If you have ever escaped from blazing hot sun in a shady spot under a tree, you know how these natural air conditioners can make you feel more comfortable. A mature shade tree can block up to 90 percent of solar radiation, which could translate to a significant reduction in your home cooling cost. A Pennsylvania study found that air conditioning needs could be reduced by up to 75 percent by shading a house with trees.
Computer models devised by the U.S. Department of Energy predict that the proper placement of as few as three shade trees will save an average household $100 to $250 in energy costs each year – and that study was done before energy costs soared.
On hot days, some large trees can pull hundreds of gallons of water through their leaves. This water evaporates, keeping the tree and its immediate surroundings cool. With the less-than-efficient use of fossil fuels for heating and cooling buildings, it only makes good sense to take advantage of the following principles.
“Plant deciduous trees on the south and west sides of a building,” advised Tchukki Andersen, BCMA, CTSP staff arborist with the Tree Care Industry Association. “Those are the sides where the sun’s rays are most intense. Since deciduous trees lose their leaves in winter, they offer shade during summer but permit the winter sun to provide warmth. Where there isn’t room for trees, shrubs and vines can provide similar benefits.”
Deciduous trees with high, spreading crowns can be planted to the south of your home to provide maximum summertime roof shading. Trees with branches lower to the ground are more appropriate to the west, where shade is needed from lower afternoon sun angles. Trees should not be planted on the southern sides of homes in cold climates because the branches of these trees will block some winter sun.
“Although a slow-growing tree may require many years of growth before it shades your roof, it will generally live longer than a fast-growing tree,” noted Andersen.
Also, because slow-growing trees often have deeper roots and stronger branches, they are less prone to fail during windstorms. Slow-growing trees can also be more drought resistant than fast-growing trees.
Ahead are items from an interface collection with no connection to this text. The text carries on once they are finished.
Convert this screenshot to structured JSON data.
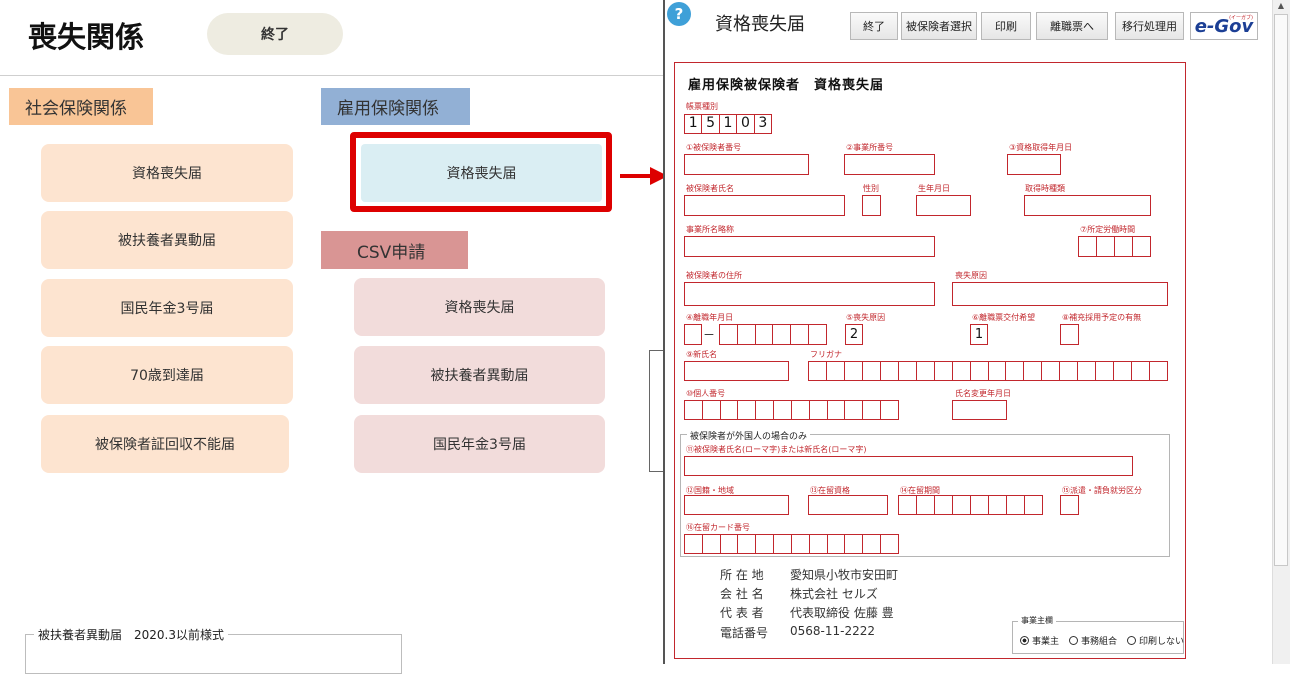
{
  "left": {
    "title": "喪失関係",
    "end_button": "終了",
    "social": {
      "header": "社会保険関係",
      "buttons": [
        "資格喪失届",
        "被扶養者異動届",
        "国民年金3号届",
        "70歳到達届",
        "被保険者証回収不能届"
      ]
    },
    "employment": {
      "header": "雇用保険関係",
      "buttons": [
        "資格喪失届"
      ]
    },
    "csv": {
      "header": "CSV申請",
      "buttons": [
        "資格喪失届",
        "被扶養者異動届",
        "国民年金3号届"
      ]
    },
    "bottom_group": "被扶養者異動届　2020.3以前様式"
  },
  "form_window": {
    "help_icon": "?",
    "title": "資格喪失届",
    "toolbar": [
      "終了",
      "被保険者選択",
      "印刷",
      "離職票へ",
      "移行処理用"
    ],
    "egov_logo": "e-Gov",
    "egov_small": "(イーガブ)",
    "doc_title": "雇用保険被保険者　資格喪失届",
    "form_type_label": "帳票種別",
    "form_type_digits": [
      "1",
      "5",
      "1",
      "0",
      "3"
    ],
    "fields": {
      "insured_no": "①被保険者番号",
      "office_no": "②事業所番号",
      "acq_date": "③資格取得年月日",
      "name": "被保険者氏名",
      "gender": "性別",
      "birth": "生年月日",
      "acq_type": "取得時種類",
      "office_short": "事業所名略称",
      "work_hours": "⑦所定労働時間",
      "address": "被保険者の住所",
      "loss_reason_title": "喪失原因",
      "leave_date": "④離職年月日",
      "loss_reason": "⑤喪失原因",
      "sep_request": "⑥離職票交付希望",
      "replacement": "⑧補充採用予定の有無",
      "new_name": "⑨新氏名",
      "furigana": "フリガナ",
      "my_number": "⑩個人番号",
      "name_change_date": "氏名変更年月日",
      "foreign_group": "被保険者が外国人の場合のみ",
      "roman_name": "⑪被保険者氏名(ローマ字)または新氏名(ローマ字)",
      "nationality": "⑫国籍・地域",
      "status": "⑬在留資格",
      "period": "⑭在留期間",
      "dispatch": "⑮派遣・請負就労区分",
      "card_no": "⑯在留カード番号"
    },
    "values": {
      "dash": "－",
      "loss_reason": "2",
      "sep_request": "1"
    },
    "employer": {
      "rows": [
        {
          "label": "所 在 地",
          "value": "愛知県小牧市安田町"
        },
        {
          "label": "会 社 名",
          "value": "株式会社 セルズ"
        },
        {
          "label": "代 表 者",
          "value": "代表取締役 佐藤 豊"
        },
        {
          "label": "電話番号",
          "value": "0568-11-2222"
        }
      ]
    },
    "owner_box": {
      "title": "事業主欄",
      "options": [
        "事業主",
        "事務組合",
        "印刷しない"
      ],
      "selected": "事業主"
    }
  },
  "colors": {
    "social": "#fde4d0",
    "social_header": "#f9c596",
    "employment_header": "#92b0d5",
    "employment_button": "#daeef3",
    "csv_header": "#d99594",
    "csv_button": "#f2dcdb",
    "highlight": "#dd0000"
  }
}
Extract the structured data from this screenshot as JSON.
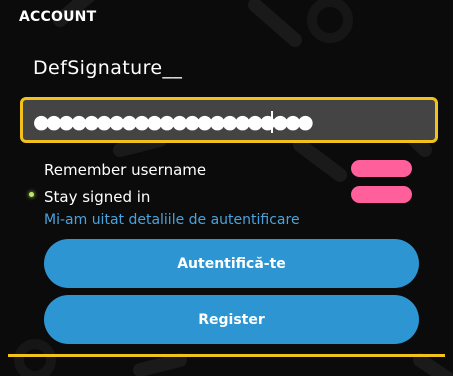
{
  "header": {
    "title": "ACCOUNT"
  },
  "account": {
    "username": "DefSignature__"
  },
  "password_field": {
    "value": "●●●●●●●●●●●●●●●●●●●●●●"
  },
  "options": [
    {
      "label": "Remember username",
      "enabled": true
    },
    {
      "label": "Stay signed in",
      "enabled": true
    }
  ],
  "links": {
    "forgot": "Mi-am uitat detaliile de autentificare"
  },
  "buttons": {
    "login": "Autentifică-te",
    "register": "Register"
  },
  "colors": {
    "accent_yellow": "#f2c21b",
    "toggle_pink": "#ff5f9b",
    "button_blue": "#2e95d3",
    "link_blue": "#4aa3dc",
    "background": "#0b0b0b"
  }
}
Trees, shrubs and groundcover plants can also shade the ground and pavement around the home. This reduces heat radiation and cools the air before it reaches your home’s walls and windows. Use a large bush or row of shrubs to shade a patio or driveway. Plant a hedge to shade a sidewalk. Build a trellis for climbing vines to shade a patio area.
Shrubs planted close to the house will fill in rapidly and begin shading walls and windows within a few years. However, avoid allowing dense foliage to grow immediately next to a home where wetness or continual humidity can be a problem.
Beyond energy savings and beauty, homeowners who take care of their trees find the value of their properties increase. A number of studies have shown that real estate agents and home buyers assign between 10 and 23 percent of the value of a residence to the trees on the property.
Many arborists have training in ecosystem services, including energy efficient landscapes, which is a growing branch of tree appraisal. A professional arborist can assess your landscape, provide information regarding the value potential of your trees and work with you to determine the best trees and shrubs to plant for your existing landscape. Contact the Tree Care Industry Association (TCIA), a public and professional resource on trees and arboriculture since 1938. It has more than 2,300 member tree care firms and affiliated companies who recognize stringent safety and performance standards and who are required to carry liability insurance. An easy way to find a tree care service provider in your area is to use the “Locate Your Local TCIA Member Companies” program. You can use this service by calling 1-800-733-2622 or by doing a Zip Code search on www.treecaretips.org.